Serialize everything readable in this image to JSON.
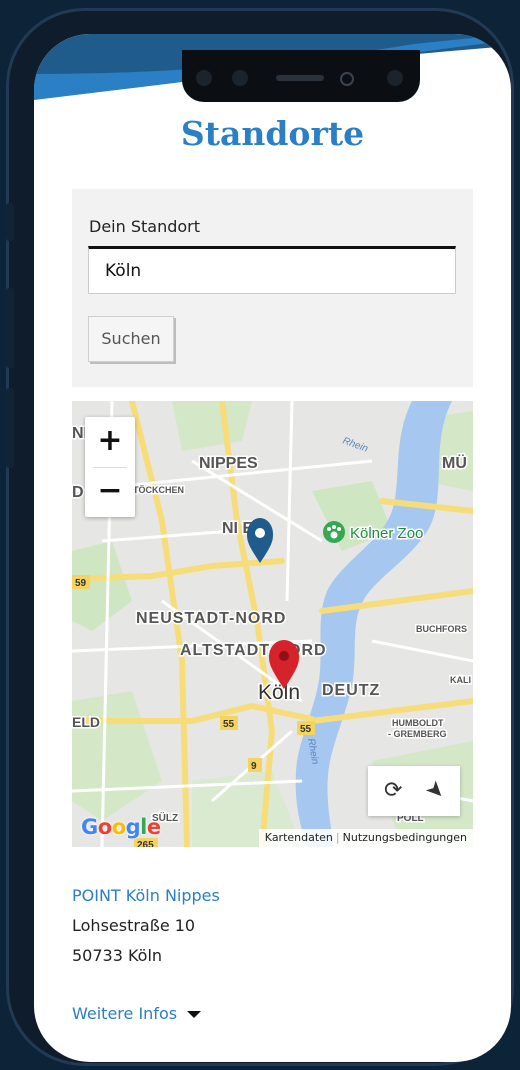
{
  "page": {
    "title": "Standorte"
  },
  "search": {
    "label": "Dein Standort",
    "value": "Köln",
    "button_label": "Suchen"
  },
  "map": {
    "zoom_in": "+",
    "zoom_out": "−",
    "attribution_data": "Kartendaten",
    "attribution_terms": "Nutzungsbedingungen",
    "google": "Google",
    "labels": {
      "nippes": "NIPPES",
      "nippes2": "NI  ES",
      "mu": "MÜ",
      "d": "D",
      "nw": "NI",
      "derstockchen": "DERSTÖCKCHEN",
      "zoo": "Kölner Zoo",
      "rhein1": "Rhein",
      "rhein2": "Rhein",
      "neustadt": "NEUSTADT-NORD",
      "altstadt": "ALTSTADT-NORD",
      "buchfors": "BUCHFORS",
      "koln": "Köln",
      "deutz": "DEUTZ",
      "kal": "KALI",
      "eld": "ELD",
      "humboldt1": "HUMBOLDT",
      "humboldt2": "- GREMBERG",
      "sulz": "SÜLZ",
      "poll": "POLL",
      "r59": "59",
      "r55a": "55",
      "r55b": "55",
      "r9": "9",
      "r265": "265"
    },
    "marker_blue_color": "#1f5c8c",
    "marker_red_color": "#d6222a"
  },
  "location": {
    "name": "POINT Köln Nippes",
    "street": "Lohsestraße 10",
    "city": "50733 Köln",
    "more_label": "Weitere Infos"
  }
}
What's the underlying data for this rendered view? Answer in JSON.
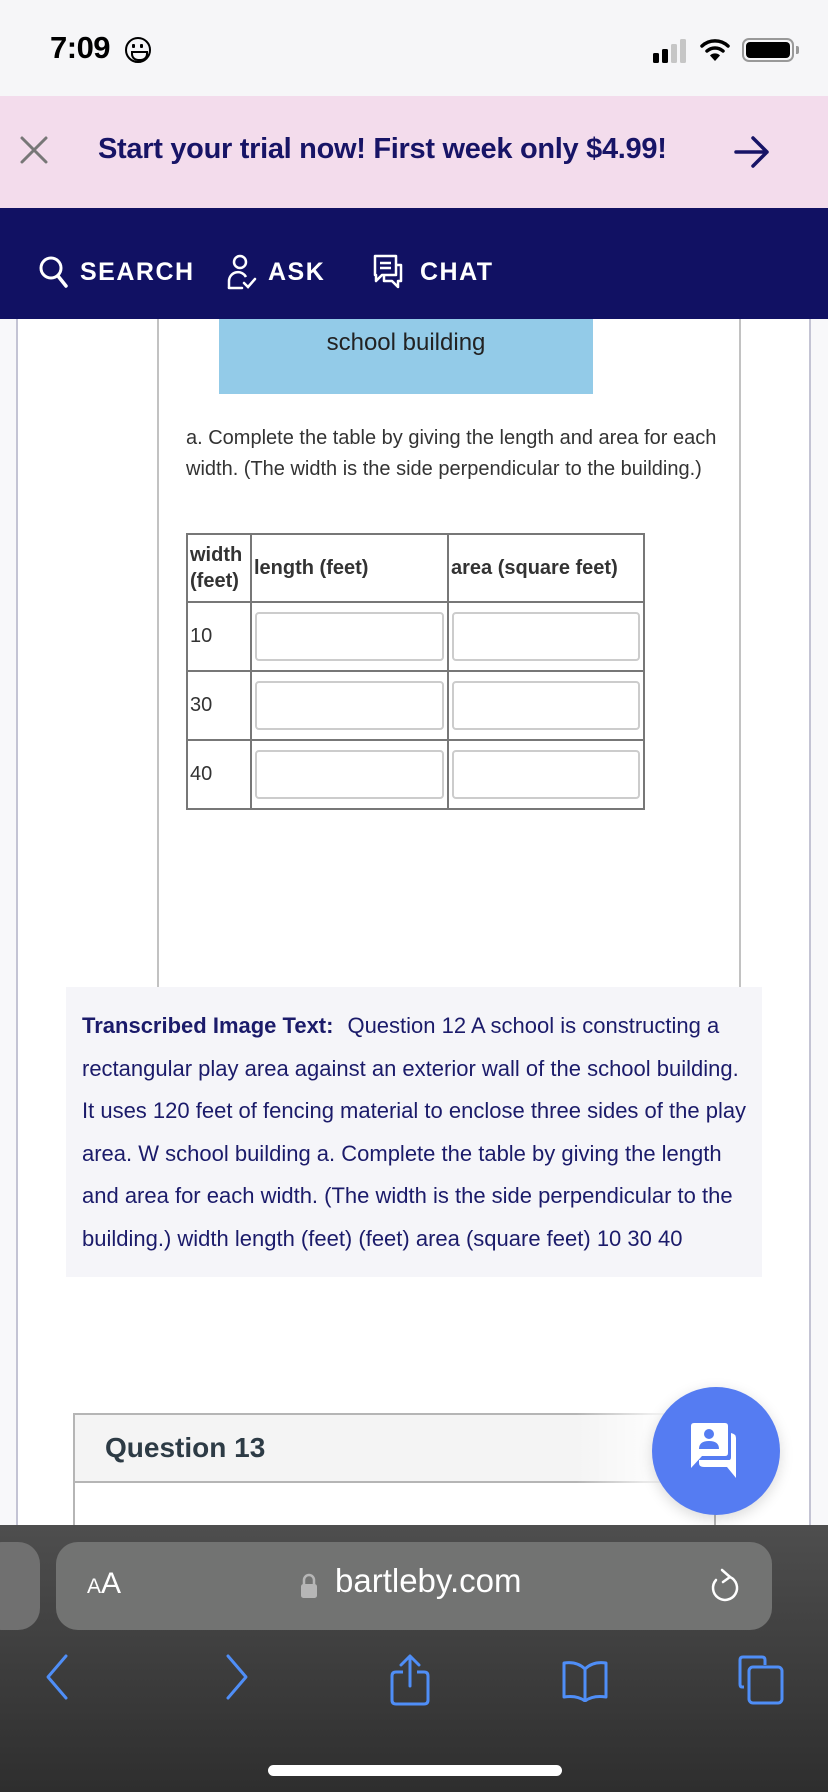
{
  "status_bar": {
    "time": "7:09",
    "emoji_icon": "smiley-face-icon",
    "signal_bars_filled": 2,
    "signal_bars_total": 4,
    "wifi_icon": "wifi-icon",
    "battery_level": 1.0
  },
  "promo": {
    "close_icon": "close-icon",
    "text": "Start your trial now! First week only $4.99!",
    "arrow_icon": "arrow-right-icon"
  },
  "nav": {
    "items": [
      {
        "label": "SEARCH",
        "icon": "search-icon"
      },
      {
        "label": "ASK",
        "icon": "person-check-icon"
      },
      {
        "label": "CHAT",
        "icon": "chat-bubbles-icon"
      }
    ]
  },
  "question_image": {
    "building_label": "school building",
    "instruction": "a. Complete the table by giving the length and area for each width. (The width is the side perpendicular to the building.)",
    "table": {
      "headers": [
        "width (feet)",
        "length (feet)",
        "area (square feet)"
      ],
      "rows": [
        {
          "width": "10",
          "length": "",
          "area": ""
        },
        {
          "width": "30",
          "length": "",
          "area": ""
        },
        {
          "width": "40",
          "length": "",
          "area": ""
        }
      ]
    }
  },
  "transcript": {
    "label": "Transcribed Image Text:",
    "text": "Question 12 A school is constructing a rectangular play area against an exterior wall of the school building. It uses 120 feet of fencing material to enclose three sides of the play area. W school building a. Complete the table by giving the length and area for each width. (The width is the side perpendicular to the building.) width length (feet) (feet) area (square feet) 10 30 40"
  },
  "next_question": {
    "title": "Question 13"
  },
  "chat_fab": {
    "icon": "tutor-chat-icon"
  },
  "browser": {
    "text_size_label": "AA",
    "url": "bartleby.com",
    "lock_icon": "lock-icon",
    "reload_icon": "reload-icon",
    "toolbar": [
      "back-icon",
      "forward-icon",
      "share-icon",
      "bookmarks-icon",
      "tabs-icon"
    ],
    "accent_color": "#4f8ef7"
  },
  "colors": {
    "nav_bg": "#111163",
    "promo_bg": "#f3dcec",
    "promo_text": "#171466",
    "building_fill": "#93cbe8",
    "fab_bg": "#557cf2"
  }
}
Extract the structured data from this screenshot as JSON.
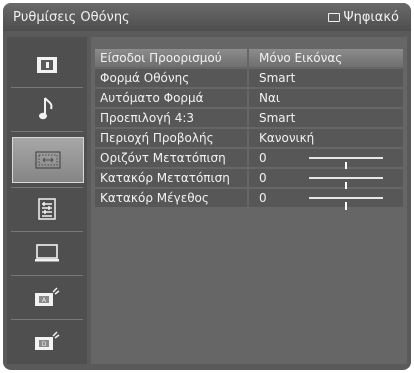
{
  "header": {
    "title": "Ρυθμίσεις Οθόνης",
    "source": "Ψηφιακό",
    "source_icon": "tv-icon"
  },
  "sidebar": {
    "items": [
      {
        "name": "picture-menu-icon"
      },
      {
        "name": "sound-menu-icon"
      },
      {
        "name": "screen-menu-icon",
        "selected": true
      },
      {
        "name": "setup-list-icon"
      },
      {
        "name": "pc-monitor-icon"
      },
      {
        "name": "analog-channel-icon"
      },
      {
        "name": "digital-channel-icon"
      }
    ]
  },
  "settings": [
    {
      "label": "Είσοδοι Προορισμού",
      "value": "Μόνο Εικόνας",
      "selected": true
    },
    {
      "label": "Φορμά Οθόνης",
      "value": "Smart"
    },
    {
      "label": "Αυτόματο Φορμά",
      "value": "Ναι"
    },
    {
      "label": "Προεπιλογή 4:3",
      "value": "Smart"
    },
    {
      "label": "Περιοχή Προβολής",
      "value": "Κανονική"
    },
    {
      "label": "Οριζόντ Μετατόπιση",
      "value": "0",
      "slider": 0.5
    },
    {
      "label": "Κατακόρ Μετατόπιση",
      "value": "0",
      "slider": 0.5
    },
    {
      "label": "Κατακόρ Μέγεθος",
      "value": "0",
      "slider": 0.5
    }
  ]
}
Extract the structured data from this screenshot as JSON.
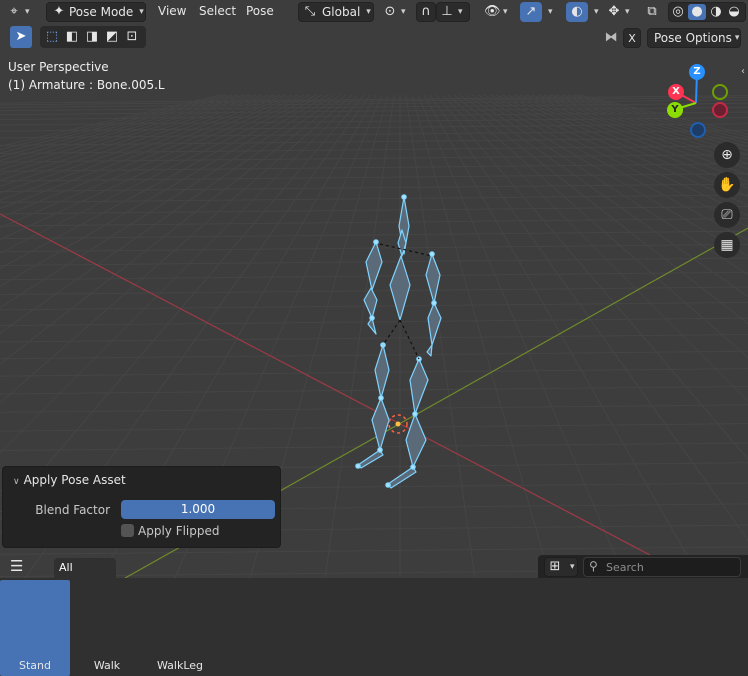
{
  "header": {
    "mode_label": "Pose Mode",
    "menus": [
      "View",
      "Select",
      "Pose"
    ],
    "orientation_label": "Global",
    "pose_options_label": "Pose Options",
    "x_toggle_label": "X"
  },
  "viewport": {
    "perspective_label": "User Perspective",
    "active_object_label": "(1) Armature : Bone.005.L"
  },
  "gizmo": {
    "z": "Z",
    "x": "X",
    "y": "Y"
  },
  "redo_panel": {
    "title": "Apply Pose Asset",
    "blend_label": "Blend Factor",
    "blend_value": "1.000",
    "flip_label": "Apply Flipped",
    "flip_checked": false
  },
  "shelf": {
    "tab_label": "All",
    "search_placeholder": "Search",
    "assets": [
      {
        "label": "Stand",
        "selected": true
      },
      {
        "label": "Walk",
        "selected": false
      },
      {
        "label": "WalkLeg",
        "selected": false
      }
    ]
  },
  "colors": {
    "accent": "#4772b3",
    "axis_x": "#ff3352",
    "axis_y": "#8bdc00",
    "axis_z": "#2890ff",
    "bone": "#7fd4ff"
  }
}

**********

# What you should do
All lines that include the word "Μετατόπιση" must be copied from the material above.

# Task answer
      "label": "Οριζόντ Μετατόπιση",
      "label": "Κατακόρ Μετατόπιση",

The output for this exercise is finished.